- 15 ounce canned sauerkraut (drained and squeezed dry)
- 1 egg
- ½ teaspoon salt
- ¼ teaspoon black pepper
- ¼ teaspoon caraway seeds
- ½ cup all-purpose flour
- ⅓ cup breadcrumbs
- 3 eggs beaten
- ½ cup flour
- 1 cup breadcrumbs
- Cooking Oil for frying
- Boil the potatoes in lightly salted water until tender and then remove them from the water and mash them in a bowl.
- Let potatoes cool slightly so they are easier to handle.
- Add sauerkraut, seasonings, egg, flour, and breadcrumbs with the potatoes and combine.
- Shape sauerkraut mixture into bite-sized balls by rolling them between the palms of your hands. You are aiming for small balls around one inch in size.
- Coat the balls with batter by dredging each ball in flour, then beaten egg, and finally breadcrumbs, shaking off the excess after each dredge.
- Add oil to skillet a couple inches deep and heat to 350 degrees.
- Fry for about 4 minutes or until golden brown, working in batches if needed.
- Remove from the hot oil with a slotted spoon and let excess oil drain on paper towels before serving.

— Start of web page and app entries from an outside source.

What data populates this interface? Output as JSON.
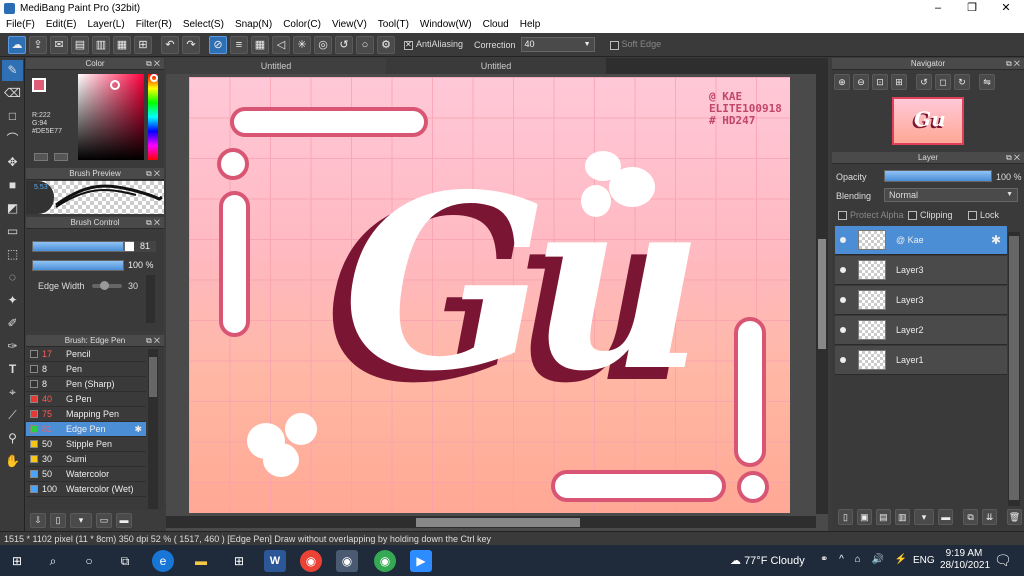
{
  "window": {
    "title": "MediBang Paint Pro (32bit)",
    "controls": [
      "–",
      "❐",
      "✕"
    ]
  },
  "menu": [
    "File(F)",
    "Edit(E)",
    "Layer(L)",
    "Filter(R)",
    "Select(S)",
    "Snap(N)",
    "Color(C)",
    "View(V)",
    "Tool(T)",
    "Window(W)",
    "Cloud",
    "Help"
  ],
  "toolbar": {
    "antialiasing_label": "AntiAliasing",
    "correction_label": "Correction",
    "correction_value": "40",
    "soft_edge_label": "Soft Edge"
  },
  "color_panel": {
    "title": "Color",
    "r": "R:222",
    "g": "G:94",
    "hex": "#DE5E77",
    "primary": "#de5e77",
    "hue_color": "#ff003c"
  },
  "brush_preview": {
    "title": "Brush Preview",
    "size": "5.53"
  },
  "brush_control": {
    "title": "Brush Control",
    "size_value": "81",
    "opacity_value": "100 %",
    "edge_width_label": "Edge Width",
    "edge_width_value": "30"
  },
  "brush_list": {
    "title": "Brush: Edge Pen",
    "items": [
      {
        "size": "17",
        "name": "Pencil",
        "color": "#333333",
        "size_red": true
      },
      {
        "size": "8",
        "name": "Pen",
        "color": "#333333",
        "size_red": false
      },
      {
        "size": "8",
        "name": "Pen (Sharp)",
        "color": "#333333",
        "size_red": false
      },
      {
        "size": "40",
        "name": "G Pen",
        "color": "#e53935",
        "size_red": true
      },
      {
        "size": "75",
        "name": "Mapping Pen",
        "color": "#e53935",
        "size_red": true
      },
      {
        "size": "81",
        "name": "Edge Pen",
        "color": "#2ecc40",
        "size_red": true
      },
      {
        "size": "50",
        "name": "Stipple Pen",
        "color": "#f5c518",
        "size_red": false
      },
      {
        "size": "30",
        "name": "Sumi",
        "color": "#f5c518",
        "size_red": false
      },
      {
        "size": "50",
        "name": "Watercolor",
        "color": "#4aa3ff",
        "size_red": false
      },
      {
        "size": "100",
        "name": "Watercolor (Wet)",
        "color": "#4aa3ff",
        "size_red": false
      }
    ],
    "selected": 5
  },
  "tabs": [
    "Untitled",
    "Untitled"
  ],
  "art": {
    "watermark_line1": "@ KAE",
    "watermark_line2": "ELITE100918",
    "watermark_line3": "# HD247",
    "lettering": "Gu"
  },
  "navigator": {
    "title": "Navigator"
  },
  "layer_panel": {
    "title": "Layer",
    "opacity_label": "Opacity",
    "opacity_value": "100 %",
    "opacity_fraction": 1.0,
    "blending_label": "Blending",
    "blending_value": "Normal",
    "protect_alpha": "Protect Alpha",
    "clipping": "Clipping",
    "lock": "Lock",
    "layers": [
      "@ Kae",
      "Layer3",
      "Layer3",
      "Layer2",
      "Layer1"
    ],
    "selected": 0
  },
  "status": "1515 * 1102 pixel   (11 * 8cm)   350 dpi   52 %   ( 1517, 460 )   [Edge Pen] Draw without overlapping by holding down the Ctrl key",
  "taskbar": {
    "weather": "77°F  Cloudy",
    "lang": "ENG",
    "time": "9:19 AM",
    "date": "28/10/2021"
  }
}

- Serve with Russian dressing for dipping.
This recipe was originally published on FoxValleyFoodie.com May 30, 2015.